## WHAT NEEDS TO BE DONE
What the answer must contain is every line of the records, exactly, with no pictures.

_ _ _

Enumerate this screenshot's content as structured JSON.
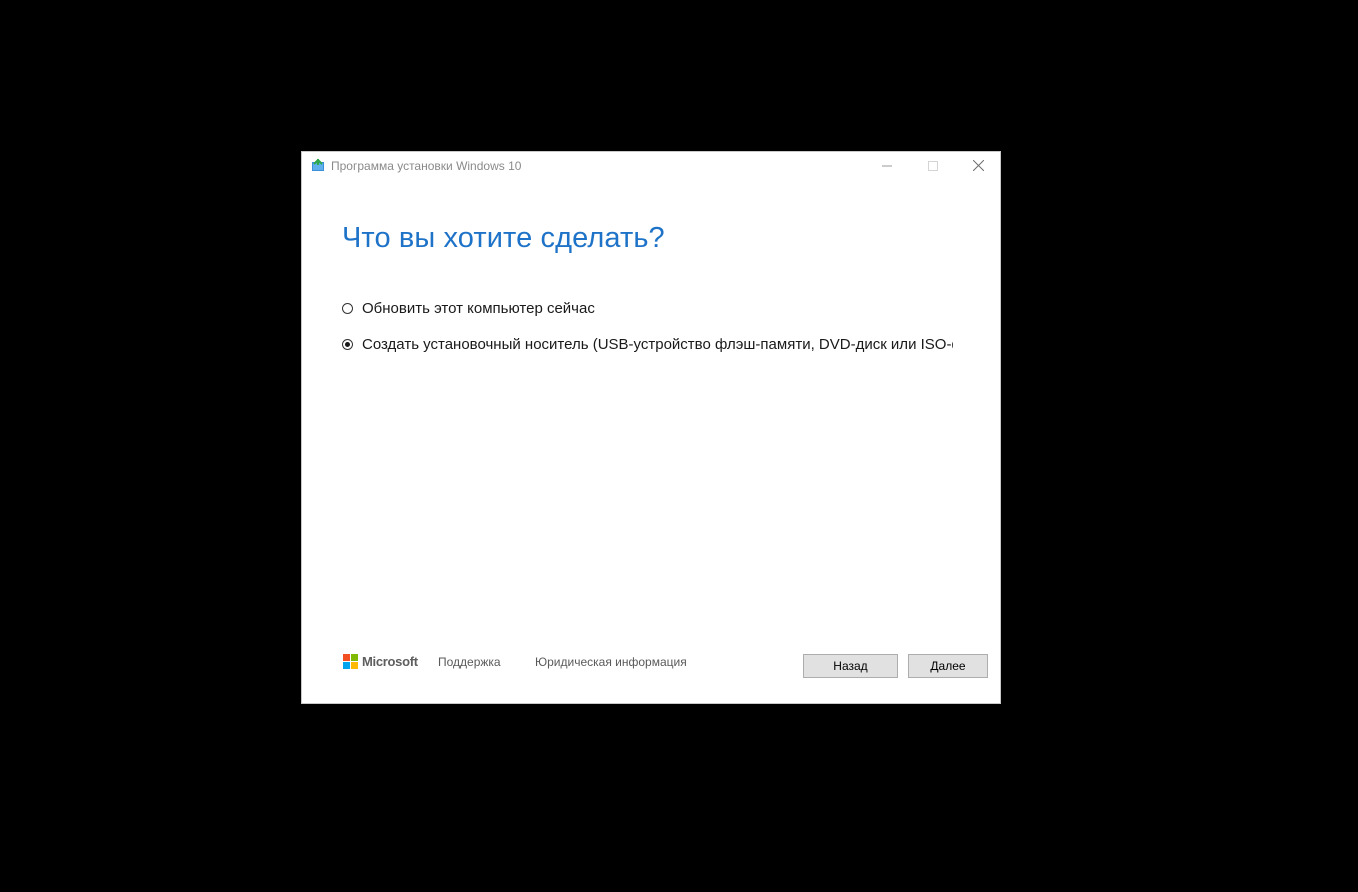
{
  "window": {
    "title": "Программа установки Windows 10",
    "icon": "windows-setup-icon",
    "controls": {
      "minimize_icon": "minimize-icon",
      "maximize_icon": "maximize-icon",
      "close_icon": "close-icon"
    }
  },
  "page": {
    "heading": "Что вы хотите сделать?",
    "options": [
      {
        "label": "Обновить этот компьютер сейчас",
        "selected": false
      },
      {
        "label": "Создать установочный носитель (USB-устройство флэш-памяти, DVD-диск или ISO-файл) для другого компьютера",
        "selected": true
      }
    ]
  },
  "footer": {
    "brand": "Microsoft",
    "links": [
      "Поддержка",
      "Юридическая информация"
    ],
    "buttons": {
      "back": "Назад",
      "next": "Далее"
    }
  },
  "colors": {
    "accent": "#1e73c8",
    "ms_red": "#f25022",
    "ms_green": "#7fba00",
    "ms_blue": "#00a4ef",
    "ms_yellow": "#ffb900"
  }
}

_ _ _

## COMPLETED EXERCISE
Enumerate this screenshot's content as structured JSON.
{
  "window": {
    "title": "Программа установки Windows 10",
    "icon": "windows-setup-icon",
    "controls": {
      "minimize_icon": "minimize-icon",
      "maximize_icon": "maximize-icon",
      "close_icon": "close-icon"
    }
  },
  "page": {
    "heading": "Что вы хотите сделать?",
    "options": [
      {
        "label": "Обновить этот компьютер сейчас",
        "selected": false
      },
      {
        "label": "Создать установочный носитель (USB-устройство флэш-памяти, DVD-диск или ISO-файл) для другого компьютера",
        "selected": true
      }
    ]
  },
  "footer": {
    "brand": "Microsoft",
    "links": [
      "Поддержка",
      "Юридическая информация"
    ],
    "buttons": {
      "back": "Назад",
      "next": "Далее"
    }
  },
  "colors": {
    "accent": "#1e73c8",
    "ms_red": "#f25022",
    "ms_green": "#7fba00",
    "ms_blue": "#00a4ef",
    "ms_yellow": "#ffb900"
  }
}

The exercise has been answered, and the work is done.